The first case of novel influenza A(H1N1) virus infection to be identified in Singapore arrived in the early hours of 26th May. The SMU student had flown in from New York, slipped past the thermal scanners although she had already developed symptoms onboard the flight, but sought medical attention in the later part of the morning. An alert general practitioner had her transferred to the Communicable Diseases Center (CDC), where laboratory testing confirmed that she was infected with the novel influenza virus in the early hours of 27th May.
Within 36 hours, we have three further cases unrelated to the first, all of whom have come from different parts of the United States. All four patients are being treated at CDC, with none reported as having serious infections. In other words, they would not ordinarily have been hospitalized, except for the unfortunate circumstance of being infected with this new influenza virus. It is understood that their close contacts are also being quarantined (albeit not in the hospital), and have been provided (likely) oseltamivir prophylaxis to prevent the development of overt disease.
On the backdrop of a pandemic with confirmed cases in 58 countries, the importation of this number of cases is not unusual. There will likely be more in the coming weeks. What is unusual is the length of time it had taken for the first case to appear on our shores, given the recent identification of cases in surrounding countries, and Changi Airport’s status as a major aviation hub for the region.
An analysis of the news reports suggests that our Ministry of Health (MOH) is trying to contain the spread of disease at this point.
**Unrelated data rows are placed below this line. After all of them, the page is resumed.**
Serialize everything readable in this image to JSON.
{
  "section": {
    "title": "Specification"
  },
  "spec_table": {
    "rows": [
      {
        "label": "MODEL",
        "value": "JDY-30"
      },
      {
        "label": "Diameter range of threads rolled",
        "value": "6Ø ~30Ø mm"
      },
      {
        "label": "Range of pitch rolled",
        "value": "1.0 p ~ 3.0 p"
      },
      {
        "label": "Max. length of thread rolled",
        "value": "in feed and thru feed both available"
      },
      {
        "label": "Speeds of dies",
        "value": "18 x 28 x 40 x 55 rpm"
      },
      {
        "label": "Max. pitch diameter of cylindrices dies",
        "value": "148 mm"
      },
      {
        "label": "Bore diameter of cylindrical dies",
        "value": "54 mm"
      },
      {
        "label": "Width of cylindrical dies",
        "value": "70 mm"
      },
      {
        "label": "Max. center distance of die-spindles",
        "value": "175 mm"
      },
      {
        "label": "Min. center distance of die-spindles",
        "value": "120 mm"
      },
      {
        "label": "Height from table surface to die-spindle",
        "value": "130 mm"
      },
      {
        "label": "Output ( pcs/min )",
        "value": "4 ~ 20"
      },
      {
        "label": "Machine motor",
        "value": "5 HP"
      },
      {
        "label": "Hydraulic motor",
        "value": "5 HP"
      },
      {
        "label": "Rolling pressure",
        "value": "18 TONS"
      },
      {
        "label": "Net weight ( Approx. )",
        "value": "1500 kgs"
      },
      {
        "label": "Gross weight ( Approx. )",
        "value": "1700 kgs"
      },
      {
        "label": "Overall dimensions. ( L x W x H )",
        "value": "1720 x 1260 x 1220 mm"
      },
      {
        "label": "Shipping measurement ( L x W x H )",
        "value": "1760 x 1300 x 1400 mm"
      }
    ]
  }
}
By giving antiviral prophylaxis to all contacts of the initial cases, it is hoped that they will not develop the disease and transmit it to others. One might ask, given the mild nature of this influenza to date – could these contacts not just have been quarantined, rather than risk the additional potential adverse effects of oseltamivir? These are relatively rare, but some – especially the controversial neuropsychiatric effects (fiercely contested by Roche investigators, with a nebulous warning by the FDA) – are nontrivial. The experts at MOH must have performed their calculations and either projected that quarantine alone would be insufficient for containment, or that the benefits of antiviral prophylaxis outweighed the risks/costs.
Some – including the National Neuroscience Institute director – have argued that containment is ultimately futile, and that we should allow the first wave of the virus to run its course in Singapore to develop herd immunity. This strategy is based in particular on the 1918-1999 pandemic, where the first wave was relatively mild (albeit with higher mortality than seasonal flu), whereas a more virulent mutated form returned 4 months later. Survivors of the first wave were not infected by the far more deadly ‘second wave’ virus. This strategy was rebutted by MOH’s Director of Medical Services, who was opposed to subjecting the population to unnecessary and unknown risks.
Will there be a ‘second wave’ and will it be more deadly than the first? The answer to the first question is ‘probably – and there might well be more than two waves’, while the second question is harder to answer with any degree of confidence. Dr Mark Miller and his colleagues from the Fogarty International Center of the National Institutes of Health, USA, wrote a concise and informative article on previous influenza pandemics that is well worth a read. The short summary of most experts’ viewpoints seems to be this: there is a lot of knowledge on historical 20th century influenza pandemics but we still have no idea how this one is going to play out because each pandemic had been different in significant ways. Sometimes a little extra knowledge (and therefore the knowledge that little is certain) can be paralyzing. Sobering to consider 2-5 years of elevated DORSCON-Flu alerts though.
Will we be able to stop the virus from entering and transmitting in the local community? Probably not in the long run, although even a delay – as well as attempts at diminishing transmission with social interventions should community spread occur – will be beneficial. There might (or might not) be a widely available vaccine in the next year. There might (or might not) be a more virulent ‘second wave’ influenza virus. But whereas our medical services are generally first-rate, the current undersupply is unlikely to be alleviated in the next couple of years. An increased utilization (or reduction) of health services because of influenza in the short term may lead to critical compromises that we can ill afford.